The bottleneck of Smartphone development
From the explosion of Samsung Note 7 to the automatic shutdown of Apple's iPhone 6S in recent years, two of the world's largest smartphone companies have broken down on battery issues. With the rapid iteration of screen, motherboard and computing speed, smartphones increasingly expose a short board, battery technology, which may be difficult to overcome in a year or two.
Why is the bottleneck battery in Smartphone development a nightmare for mobile phone manufacturers?
Small batteries tripping technology giants
Although Samsung has not yet made clear the exact cause of the Note 7 explosion, the truth is not far away from outside speculation. Samsung crammed many new technologies into Note 7, such as handwriting pens, frameless displays, iris recognition, and rushed to market before Apple's new iPhone, ignoring battery safety.
In order to meet the needs of users for longer endurance, Samsung increased the battery capacity of Note 7 from 3000 mAh of Note 5 to 3500 mAh, which made the battery smaller and added the fast charging function, which put a test on the manufacturing technology and technology of the battery.
Samsung said in a statement issued by Samsung: "We learned from our investigation that there is an isolated problem with battery batteries. When the positive and negative electrodes of the battery contact, the battery cell will overheat. This is due to a very rare manufacturing process problem. "
In contrast, Apple is relatively conservative in updating smartphone batteries. The battery capacity of the 6S is only 1 715 mAh and the Plus of the 6S is only 2 750 mA, but this does not prevent the problem of the battery.
The recent massive auto-shutdown of the iPhone 6S eventually forced Chinese users to take steps to replace some of the problematic cell phone batteries.
In fact, the headache of lithium batteries is not unique to the smartphone industry. It can be said that the safety and reliability of lithium-ion batteries have become the sword of Damocles of many technological giants. At present, no technology company in the world can guarantee the safety of lithium batteries by 100%, and the recall of new products due to battery defects is not rare.
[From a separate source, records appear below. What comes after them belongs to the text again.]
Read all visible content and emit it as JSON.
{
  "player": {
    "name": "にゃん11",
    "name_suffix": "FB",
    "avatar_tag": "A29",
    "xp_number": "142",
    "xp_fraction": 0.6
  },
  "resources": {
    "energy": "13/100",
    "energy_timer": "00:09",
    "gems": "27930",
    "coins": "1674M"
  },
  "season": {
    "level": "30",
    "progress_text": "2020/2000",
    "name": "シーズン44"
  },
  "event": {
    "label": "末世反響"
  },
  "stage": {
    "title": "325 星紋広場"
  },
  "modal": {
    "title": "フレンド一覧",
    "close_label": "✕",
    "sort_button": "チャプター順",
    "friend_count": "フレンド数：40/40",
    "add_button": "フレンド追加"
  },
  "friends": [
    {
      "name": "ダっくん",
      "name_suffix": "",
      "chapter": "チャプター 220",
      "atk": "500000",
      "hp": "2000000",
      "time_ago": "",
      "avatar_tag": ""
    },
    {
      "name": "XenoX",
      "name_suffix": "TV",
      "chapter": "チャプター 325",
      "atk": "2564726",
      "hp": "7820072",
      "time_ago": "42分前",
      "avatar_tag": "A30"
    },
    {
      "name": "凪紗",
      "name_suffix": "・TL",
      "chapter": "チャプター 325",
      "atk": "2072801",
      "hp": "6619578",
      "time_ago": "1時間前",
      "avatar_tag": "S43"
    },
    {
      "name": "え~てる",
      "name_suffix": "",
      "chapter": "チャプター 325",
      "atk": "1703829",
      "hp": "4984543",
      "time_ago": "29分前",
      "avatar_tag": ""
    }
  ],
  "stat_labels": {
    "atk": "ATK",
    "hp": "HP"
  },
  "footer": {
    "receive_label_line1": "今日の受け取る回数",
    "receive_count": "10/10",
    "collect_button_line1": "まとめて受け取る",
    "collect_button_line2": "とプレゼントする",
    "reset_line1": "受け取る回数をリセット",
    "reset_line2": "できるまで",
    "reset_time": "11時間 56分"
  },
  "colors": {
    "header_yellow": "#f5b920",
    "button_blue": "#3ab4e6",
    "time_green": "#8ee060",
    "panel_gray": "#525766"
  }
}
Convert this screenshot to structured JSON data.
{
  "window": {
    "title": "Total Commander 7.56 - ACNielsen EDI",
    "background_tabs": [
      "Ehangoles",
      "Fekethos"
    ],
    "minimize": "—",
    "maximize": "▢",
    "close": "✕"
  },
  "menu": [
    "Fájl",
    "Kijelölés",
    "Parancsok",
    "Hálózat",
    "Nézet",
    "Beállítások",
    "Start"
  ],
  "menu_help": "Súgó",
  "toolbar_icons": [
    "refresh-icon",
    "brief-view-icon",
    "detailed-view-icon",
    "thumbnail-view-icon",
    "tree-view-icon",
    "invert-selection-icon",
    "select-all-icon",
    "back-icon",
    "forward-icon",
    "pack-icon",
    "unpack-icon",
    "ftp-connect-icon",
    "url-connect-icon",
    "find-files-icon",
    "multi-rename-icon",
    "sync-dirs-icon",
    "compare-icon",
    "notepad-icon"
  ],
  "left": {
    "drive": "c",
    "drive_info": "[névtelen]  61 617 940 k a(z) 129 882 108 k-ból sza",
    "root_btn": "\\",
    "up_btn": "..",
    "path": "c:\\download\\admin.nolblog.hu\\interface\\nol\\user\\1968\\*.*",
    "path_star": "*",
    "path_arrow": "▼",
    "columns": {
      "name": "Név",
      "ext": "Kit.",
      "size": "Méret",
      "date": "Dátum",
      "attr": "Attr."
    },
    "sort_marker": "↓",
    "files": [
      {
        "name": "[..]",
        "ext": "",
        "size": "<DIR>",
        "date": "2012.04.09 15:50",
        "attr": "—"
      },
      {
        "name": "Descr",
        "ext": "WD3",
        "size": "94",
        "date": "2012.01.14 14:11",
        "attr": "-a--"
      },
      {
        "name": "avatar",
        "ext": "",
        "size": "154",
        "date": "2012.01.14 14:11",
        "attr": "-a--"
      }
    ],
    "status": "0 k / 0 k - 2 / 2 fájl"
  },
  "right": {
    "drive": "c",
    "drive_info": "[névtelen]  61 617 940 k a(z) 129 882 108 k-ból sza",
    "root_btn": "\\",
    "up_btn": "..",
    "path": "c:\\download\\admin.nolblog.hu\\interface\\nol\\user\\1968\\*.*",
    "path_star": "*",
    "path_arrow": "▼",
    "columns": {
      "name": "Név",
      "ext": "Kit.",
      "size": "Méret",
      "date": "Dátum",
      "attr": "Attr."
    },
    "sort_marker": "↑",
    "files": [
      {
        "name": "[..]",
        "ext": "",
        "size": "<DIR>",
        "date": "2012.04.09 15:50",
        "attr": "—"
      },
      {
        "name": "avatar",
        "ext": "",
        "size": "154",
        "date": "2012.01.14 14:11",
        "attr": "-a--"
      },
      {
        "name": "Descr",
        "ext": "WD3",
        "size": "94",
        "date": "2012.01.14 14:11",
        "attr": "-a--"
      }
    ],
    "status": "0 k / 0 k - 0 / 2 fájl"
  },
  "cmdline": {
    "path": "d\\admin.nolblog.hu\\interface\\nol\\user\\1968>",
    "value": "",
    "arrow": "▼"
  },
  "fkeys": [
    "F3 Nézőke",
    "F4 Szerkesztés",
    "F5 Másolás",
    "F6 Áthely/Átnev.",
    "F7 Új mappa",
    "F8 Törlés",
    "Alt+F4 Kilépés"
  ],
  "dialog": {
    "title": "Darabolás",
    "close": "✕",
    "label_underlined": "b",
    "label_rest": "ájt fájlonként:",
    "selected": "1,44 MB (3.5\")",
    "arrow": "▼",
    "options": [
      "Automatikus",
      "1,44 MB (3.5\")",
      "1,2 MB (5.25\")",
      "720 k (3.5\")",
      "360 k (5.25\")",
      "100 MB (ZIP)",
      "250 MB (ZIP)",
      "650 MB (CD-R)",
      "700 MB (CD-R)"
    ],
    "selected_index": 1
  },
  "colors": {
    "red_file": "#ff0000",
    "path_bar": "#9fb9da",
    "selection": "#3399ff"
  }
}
As early as 2006, Dell recalled 4 million laptops because of battery problems; at the end of 2015, the electric car made by technology giant Tesla was burned by lithium battery spontaneous combustion. In April this year, Toshiba, Japan, was vulnerable to defects in its lithium-ion batteries for laptops.
Mobile phone battery development encounters bottlenecks
How to produce more durable and safe batteries has gradually become a difficult problem to be solved in the smartphone industry.
According to a report released by Deloitte, an IT consulting service company, the battery life of mobile phones will be a key factor affecting consumers'choice to buy mobile phones.
In recent two years, the emergence of fast charging technology has solved the problem of long charging time for mobile phones. However, in terms of battery endurance and safety, the improvement efforts are still very small. With the increasingly comprehensive functions of smart phones, users will have higher and higher requirements for battery performance, but the current technology is still unable to fully meet the needs of users, mobile phone battery technology research and development is encountering bottlenecks.
The problem lies in the nature of lithium batteries. As the lightest metal on earth, lithium carries more electrons than any other metal. At the same time, excessive activity of lithium can easily lead to safety problems, low energy density and high storage cost.
Scientists are trying to solve this problem with new materials and structures. Last year, Apple applied for two new patents, called "Fuel Cell System for Portable Computing Devices" and "Fuel Cell System Coupling for Portable Computing Devices". By name, the two patents suggest that Apple may be exploring the use of fuel cell technology to address the durability of its iPhone, iPad and Macbook computers.
Stanford University in the United States is developing a thin film, after this film treatment, lithium batteries store about five times the total energy of the same quality lithium batteries.
Hot melting recalled 100,000 products.